ST. LOUIS -- Top prospect Zack Wheeler is heading to New York this week after all -- though not for the reason Mets fans had hoped.
Wheeler alerted Triple-A Las Vegas trainers on Monday of soreness in his right clavicle and the Mets, in what assistant general manager John Ricco termed a "conservative move," are flying him to New York for tests.
"I think we're being a little bit conservative given who it is," Ricco said.
Both Ricco and manager Terry Collins said they do not consider the injury serious, and that Wheeler should only miss one start. But it comes at a most inopportune time for Wheeler, who had turned around his rocky start to the season by going 2-0 with a 1.35 ERA, 19 strikeouts and three walks over his last three outings.
Both of the Mets' two top prospects will visit New York this week, with catcher Travis d'Arnaud also scheduled for a checkup on his fractured left foot. d'Arnaud is expected to miss at least another month.
Elbow inflammation sends Atchison to DL
ST. LOUIS -- An MRI of Scott Atchison's right elbow revealed no new structural damage, according to Mets assistant general manager John Ricco, though the team will be without Atchison's services for the immediate future.
Hoping that a week of rest and treatment will calm the inflammation in the back of his right elbow, the Mets placed Atchison on the 15-day disabled list Tuesday and recalled right-hander Collin McHugh from Triple-A Las Vegas. The numbness that Atchison felt in Monday's game was caused by a group of bone spurs in his elbow, which irritated a nerve and caused inflammation.
"I think all things being considered, that's some good news," Ricco said.
Atchison, who has been pitching with a torn elbow ligament since at least last season, opted against Tommy John surgery upon first learning of the injury last summer. He hopes to avoid surgery again, despite the presence of bone spurs.
While Atchison recovers, the Mets will replace him in the bullpen with McHugh, who posted eye-popping numbers with Las Vegas. Despite pitching regularly in one of the most hitter-friendly enclaves in all of professional baseball, McHugh produced a 2.74 ERA with 36 strikeouts and nine walks over 49 1/3 innings.
He does not believe the transition to relief work will arrest his momentum.
"Honestly, it's about preparation," McHugh said. "The better you prepare, the better chance you have of succeeding out there. And whether I'm on a starter's schedule or I'm on a reliever's schedule, it doesn't really matter. I'm prepared both ways."

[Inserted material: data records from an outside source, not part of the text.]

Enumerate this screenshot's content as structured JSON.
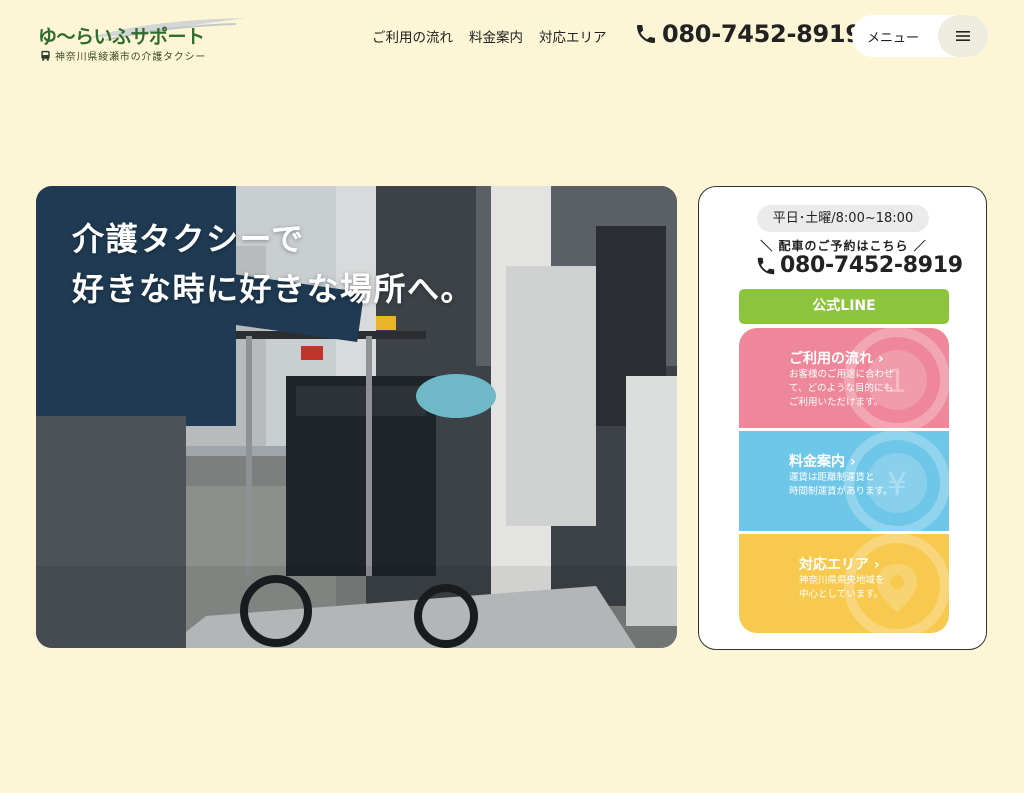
{
  "header": {
    "logo_title": "ゆ〜らいふサポート",
    "logo_subtitle": "神奈川県綾瀬市の介護タクシー",
    "nav": [
      "ご利用の流れ",
      "料金案内",
      "対応エリア"
    ],
    "phone": "080-7452-8919",
    "menu_label": "メニュー"
  },
  "hero": {
    "caption_line1": "介護タクシーで",
    "caption_line2": "好きな時に好きな場所へ。"
  },
  "card": {
    "hours": "平日･土曜/8:00~18:00",
    "booking_note": "＼ 配車のご予約はこちら ／",
    "phone": "080-7452-8919",
    "line_button": "公式LINE",
    "tiles": [
      {
        "title": "ご利用の流れ",
        "text": [
          "お客様のご用途に合わせ",
          "て、どのような目的にも",
          "ご利用いただけます。"
        ],
        "color": "#ee8799"
      },
      {
        "title": "料金案内",
        "text": [
          "運賃は距離制運賃と",
          "時間制運賃があります。"
        ],
        "color": "#6ec6e8"
      },
      {
        "title": "対応エリア",
        "text": [
          "神奈川県県央地域を",
          "中心としています。"
        ],
        "color": "#f7c94f"
      }
    ]
  },
  "colors": {
    "background": "#fdf6d6",
    "line_green": "#8cc43c",
    "logo_green": "#2f6b2c"
  },
  "icons": [
    "bus-icon",
    "phone-icon",
    "hamburger-icon",
    "chevron-right-icon",
    "yen-icon",
    "map-pin-icon"
  ]
}
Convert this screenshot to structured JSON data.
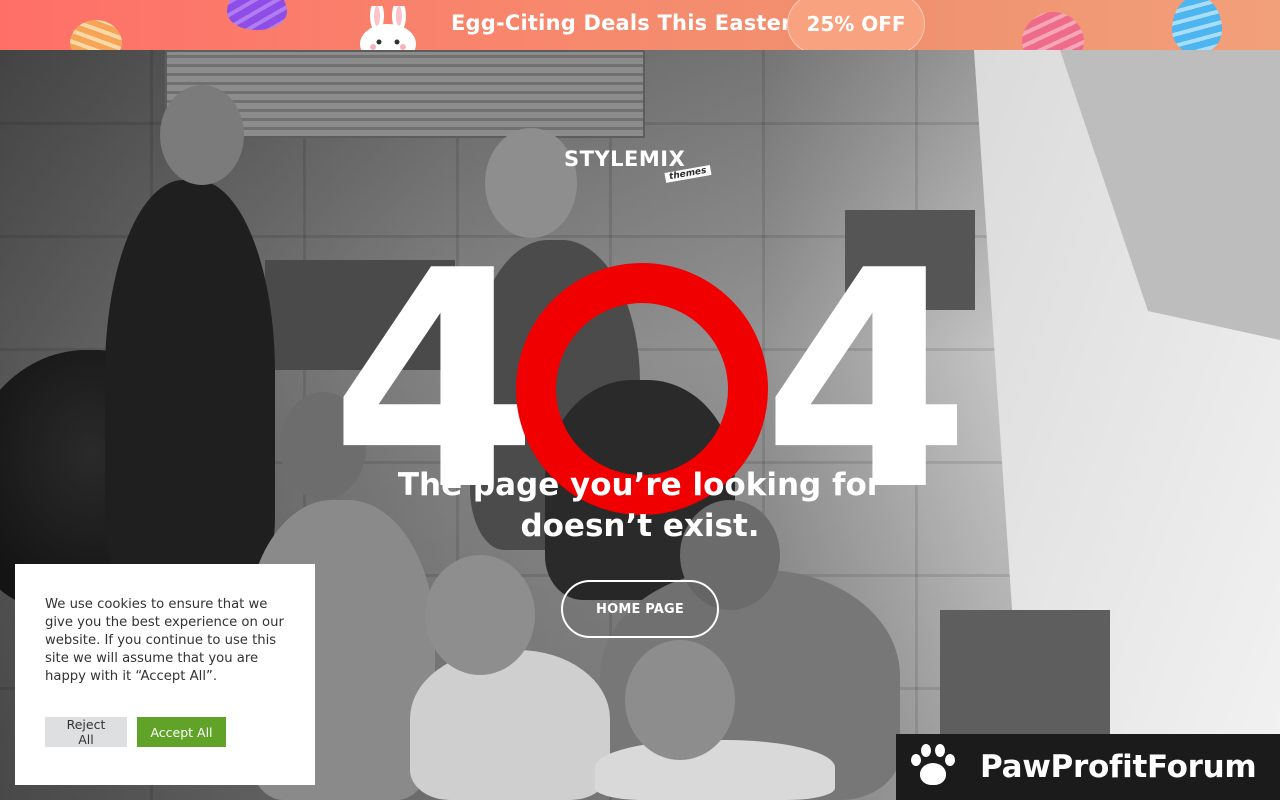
{
  "promo": {
    "headline": "Egg-Citing Deals This Easter",
    "discount": "25% OFF"
  },
  "logo": {
    "name": "STYLEMIX",
    "tagline": "themes"
  },
  "error": {
    "digit_left": "4",
    "digit_right": "4",
    "message_line1": "The page you’re looking for",
    "message_line2": "doesn’t exist.",
    "ring_color": "#f00000"
  },
  "home_button": {
    "label": "HOME PAGE"
  },
  "cookie_notice": {
    "text": "We use cookies to ensure that we give you the best experience on our website. If you continue to use this site we will assume that you are happy with it “Accept All”.",
    "reject_label": "Reject All",
    "accept_label": "Accept All",
    "accept_color": "#61a229"
  },
  "watermark": {
    "text": "PawProfitForum",
    "icon": "paw-icon"
  },
  "colors": {
    "banner_start": "#ff6f68",
    "banner_end": "#f2a07a"
  }
}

Collins speaks out about Valdespin incident
ST. LOUIS -- Four days after Jordany Valdespin aggravated the Pirates with his home run celebration in the waning moments of a blowout loss, Mets manager Terry Collins said that fans vilifying Valdespin do not understand the situation.
"I don't answer to fans," Collins said. "They don't play this game. They have no idea what goes on. They have no idea what goes on in there. They have absolutely no idea what it means to be a professional teammate at this level.
"I don't care what the perception is. All I know is what goes on here. I've been doing this for 42 years. I don't care what anybody on the outside thinks. I know how to get it done in the clubhouse. I've been doing it a lot longer than a lot of people."
Collins corrected a report alleging that Valdespin attempted to worm his way out of his first pinch-hit appearance the following day, in which Pirates reliever Bryan Morris plunked him with a retaliatory fastball. In reality, Collins said, Valdespin wanted only to avoid a second trip to the plate, with his forearm swelling two innings after Morris hit him.
"He was down in the dumps the other day because he got hit, and he had a tough time understanding why everybody was upset about it," Collins said. "He's better today. He's feeling better today."
• With Ruben Tejada struggling, Mets manager Terry Collins started utility infielder Justin Turner over Tejada at shortstop on Tuesday for the second time this season. It marked the fourth time in six games that Turner has cracked the starting lineup, with two starts at first base and one at second.
• Matt Harvey shrugged off the notion of a Sports Illustrated jinx on Tuesday, after he became the first Mets player to appear on the magazine's cover since Johan Santana in 2008. Harvey appeared under the headline: "The Dark Knight of Gotham."
• The Mets announced Tuesday that they have signed right-handed pitcher Matt Fox to a Minor League deal. A former first-round Draft pick, Fox made four big league appearances with the Twins and Red Sox in 2010. He was 1-0 with a 1.59 ERA in four starts and one relief appearance for York (Pa.) of the Atlantic League, with 18 strikeouts and three walks in 17 innings. Fox will join the rotation at Triple-A Las Vegas.